**What you have to do**
Below are entries; write every one of them out again exactly.

**Extracted information**
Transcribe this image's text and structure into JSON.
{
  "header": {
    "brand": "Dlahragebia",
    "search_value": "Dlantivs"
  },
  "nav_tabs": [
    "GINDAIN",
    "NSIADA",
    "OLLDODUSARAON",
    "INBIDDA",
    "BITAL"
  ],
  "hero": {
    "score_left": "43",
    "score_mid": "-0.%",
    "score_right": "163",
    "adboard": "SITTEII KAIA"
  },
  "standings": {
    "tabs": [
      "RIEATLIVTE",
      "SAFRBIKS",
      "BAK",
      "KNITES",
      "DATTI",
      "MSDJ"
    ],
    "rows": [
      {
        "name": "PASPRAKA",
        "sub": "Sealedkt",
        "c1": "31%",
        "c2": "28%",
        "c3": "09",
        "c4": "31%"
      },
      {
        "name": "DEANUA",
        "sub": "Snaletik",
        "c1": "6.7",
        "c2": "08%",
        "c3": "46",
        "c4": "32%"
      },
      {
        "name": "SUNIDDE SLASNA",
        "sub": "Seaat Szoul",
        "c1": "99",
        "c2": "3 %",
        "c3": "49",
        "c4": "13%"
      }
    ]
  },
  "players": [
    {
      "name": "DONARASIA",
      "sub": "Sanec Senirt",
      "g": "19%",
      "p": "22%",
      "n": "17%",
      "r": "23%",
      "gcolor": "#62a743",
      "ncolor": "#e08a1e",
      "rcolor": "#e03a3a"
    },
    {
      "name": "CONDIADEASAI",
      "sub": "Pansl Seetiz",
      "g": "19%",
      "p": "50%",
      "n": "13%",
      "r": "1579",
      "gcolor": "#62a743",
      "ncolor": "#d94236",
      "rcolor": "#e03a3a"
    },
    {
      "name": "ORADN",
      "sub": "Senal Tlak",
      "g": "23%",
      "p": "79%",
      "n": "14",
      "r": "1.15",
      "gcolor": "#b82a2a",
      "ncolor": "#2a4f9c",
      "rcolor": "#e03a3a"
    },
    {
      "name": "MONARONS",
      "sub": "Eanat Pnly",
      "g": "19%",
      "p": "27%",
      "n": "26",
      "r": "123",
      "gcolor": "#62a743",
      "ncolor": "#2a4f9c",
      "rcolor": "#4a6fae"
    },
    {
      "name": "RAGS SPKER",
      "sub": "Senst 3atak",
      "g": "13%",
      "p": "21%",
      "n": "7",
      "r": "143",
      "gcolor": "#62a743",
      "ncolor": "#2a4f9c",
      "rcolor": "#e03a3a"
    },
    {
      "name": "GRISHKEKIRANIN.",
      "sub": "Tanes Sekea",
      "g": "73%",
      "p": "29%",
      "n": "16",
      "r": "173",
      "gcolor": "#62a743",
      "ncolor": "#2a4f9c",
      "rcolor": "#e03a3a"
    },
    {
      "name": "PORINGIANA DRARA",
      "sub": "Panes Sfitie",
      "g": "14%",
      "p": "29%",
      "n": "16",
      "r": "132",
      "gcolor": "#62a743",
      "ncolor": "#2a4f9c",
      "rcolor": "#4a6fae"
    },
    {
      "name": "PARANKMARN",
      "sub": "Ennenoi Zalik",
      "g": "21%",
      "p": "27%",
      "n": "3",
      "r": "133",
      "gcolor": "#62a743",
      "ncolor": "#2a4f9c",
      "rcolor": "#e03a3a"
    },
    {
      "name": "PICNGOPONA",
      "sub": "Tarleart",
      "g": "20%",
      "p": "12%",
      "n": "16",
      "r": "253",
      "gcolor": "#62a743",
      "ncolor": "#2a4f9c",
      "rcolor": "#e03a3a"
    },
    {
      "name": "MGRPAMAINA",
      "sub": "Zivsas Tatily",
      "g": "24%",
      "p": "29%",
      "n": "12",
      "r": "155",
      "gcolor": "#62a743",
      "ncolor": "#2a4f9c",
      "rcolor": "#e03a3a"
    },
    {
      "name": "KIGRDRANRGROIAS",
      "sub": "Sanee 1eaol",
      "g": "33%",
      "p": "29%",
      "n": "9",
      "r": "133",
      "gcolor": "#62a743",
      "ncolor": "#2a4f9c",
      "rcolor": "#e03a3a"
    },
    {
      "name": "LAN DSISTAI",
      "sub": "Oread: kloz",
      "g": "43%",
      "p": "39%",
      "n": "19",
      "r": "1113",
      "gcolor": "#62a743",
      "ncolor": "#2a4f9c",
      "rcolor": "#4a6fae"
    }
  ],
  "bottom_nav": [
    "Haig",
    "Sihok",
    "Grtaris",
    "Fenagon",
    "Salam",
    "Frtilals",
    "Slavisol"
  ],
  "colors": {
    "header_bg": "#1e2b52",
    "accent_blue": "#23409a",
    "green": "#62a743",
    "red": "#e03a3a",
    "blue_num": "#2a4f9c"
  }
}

**Written answer**
Transcribe this image's text and structure into JSON.
{
  "header": {
    "brand": "Dlahragebia",
    "search_value": "Dlantivs"
  },
  "nav_tabs": [
    "GINDAIN",
    "NSIADA",
    "OLLDODUSARAON",
    "INBIDDA",
    "BITAL"
  ],
  "hero": {
    "score_left": "43",
    "score_mid": "-0.%",
    "score_right": "163",
    "adboard": "SITTEII KAIA"
  },
  "standings": {
    "tabs": [
      "RIEATLIVTE",
      "SAFRBIKS",
      "BAK",
      "KNITES",
      "DATTI",
      "MSDJ"
    ],
    "rows": [
      {
        "name": "PASPRAKA",
        "sub": "Sealedkt",
        "c1": "31%",
        "c2": "28%",
        "c3": "09",
        "c4": "31%"
      },
      {
        "name": "DEANUA",
        "sub": "Snaletik",
        "c1": "6.7",
        "c2": "08%",
        "c3": "46",
        "c4": "32%"
      },
      {
        "name": "SUNIDDE SLASNA",
        "sub": "Seaat Szoul",
        "c1": "99",
        "c2": "3 %",
        "c3": "49",
        "c4": "13%"
      }
    ]
  },
  "players": [
    {
      "name": "DONARASIA",
      "sub": "Sanec Senirt",
      "g": "19%",
      "p": "22%",
      "n": "17%",
      "r": "23%",
      "gcolor": "#62a743",
      "ncolor": "#e08a1e",
      "rcolor": "#e03a3a"
    },
    {
      "name": "CONDIADEASAI",
      "sub": "Pansl Seetiz",
      "g": "19%",
      "p": "50%",
      "n": "13%",
      "r": "1579",
      "gcolor": "#62a743",
      "ncolor": "#d94236",
      "rcolor": "#e03a3a"
    },
    {
      "name": "ORADN",
      "sub": "Senal Tlak",
      "g": "23%",
      "p": "79%",
      "n": "14",
      "r": "1.15",
      "gcolor": "#b82a2a",
      "ncolor": "#2a4f9c",
      "rcolor": "#e03a3a"
    },
    {
      "name": "MONARONS",
      "sub": "Eanat Pnly",
      "g": "19%",
      "p": "27%",
      "n": "26",
      "r": "123",
      "gcolor": "#62a743",
      "ncolor": "#2a4f9c",
      "rcolor": "#4a6fae"
    },
    {
      "name": "RAGS SPKER",
      "sub": "Senst 3atak",
      "g": "13%",
      "p": "21%",
      "n": "7",
      "r": "143",
      "gcolor": "#62a743",
      "ncolor": "#2a4f9c",
      "rcolor": "#e03a3a"
    },
    {
      "name": "GRISHKEKIRANIN.",
      "sub": "Tanes Sekea",
      "g": "73%",
      "p": "29%",
      "n": "16",
      "r": "173",
      "gcolor": "#62a743",
      "ncolor": "#2a4f9c",
      "rcolor": "#e03a3a"
    },
    {
      "name": "PORINGIANA DRARA",
      "sub": "Panes Sfitie",
      "g": "14%",
      "p": "29%",
      "n": "16",
      "r": "132",
      "gcolor": "#62a743",
      "ncolor": "#2a4f9c",
      "rcolor": "#4a6fae"
    },
    {
      "name": "PARANKMARN",
      "sub": "Ennenoi Zalik",
      "g": "21%",
      "p": "27%",
      "n": "3",
      "r": "133",
      "gcolor": "#62a743",
      "ncolor": "#2a4f9c",
      "rcolor": "#e03a3a"
    },
    {
      "name": "PICNGOPONA",
      "sub": "Tarleart",
      "g": "20%",
      "p": "12%",
      "n": "16",
      "r": "253",
      "gcolor": "#62a743",
      "ncolor": "#2a4f9c",
      "rcolor": "#e03a3a"
    },
    {
      "name": "MGRPAMAINA",
      "sub": "Zivsas Tatily",
      "g": "24%",
      "p": "29%",
      "n": "12",
      "r": "155",
      "gcolor": "#62a743",
      "ncolor": "#2a4f9c",
      "rcolor": "#e03a3a"
    },
    {
      "name": "KIGRDRANRGROIAS",
      "sub": "Sanee 1eaol",
      "g": "33%",
      "p": "29%",
      "n": "9",
      "r": "133",
      "gcolor": "#62a743",
      "ncolor": "#2a4f9c",
      "rcolor": "#e03a3a"
    },
    {
      "name": "LAN DSISTAI",
      "sub": "Oread: kloz",
      "g": "43%",
      "p": "39%",
      "n": "19",
      "r": "1113",
      "gcolor": "#62a743",
      "ncolor": "#2a4f9c",
      "rcolor": "#4a6fae"
    }
  ],
  "bottom_nav": [
    "Haig",
    "Sihok",
    "Grtaris",
    "Fenagon",
    "Salam",
    "Frtilals",
    "Slavisol"
  ],
  "colors": {
    "header_bg": "#1e2b52",
    "accent_blue": "#23409a",
    "green": "#62a743",
    "red": "#e03a3a",
    "blue_num": "#2a4f9c"
  }
}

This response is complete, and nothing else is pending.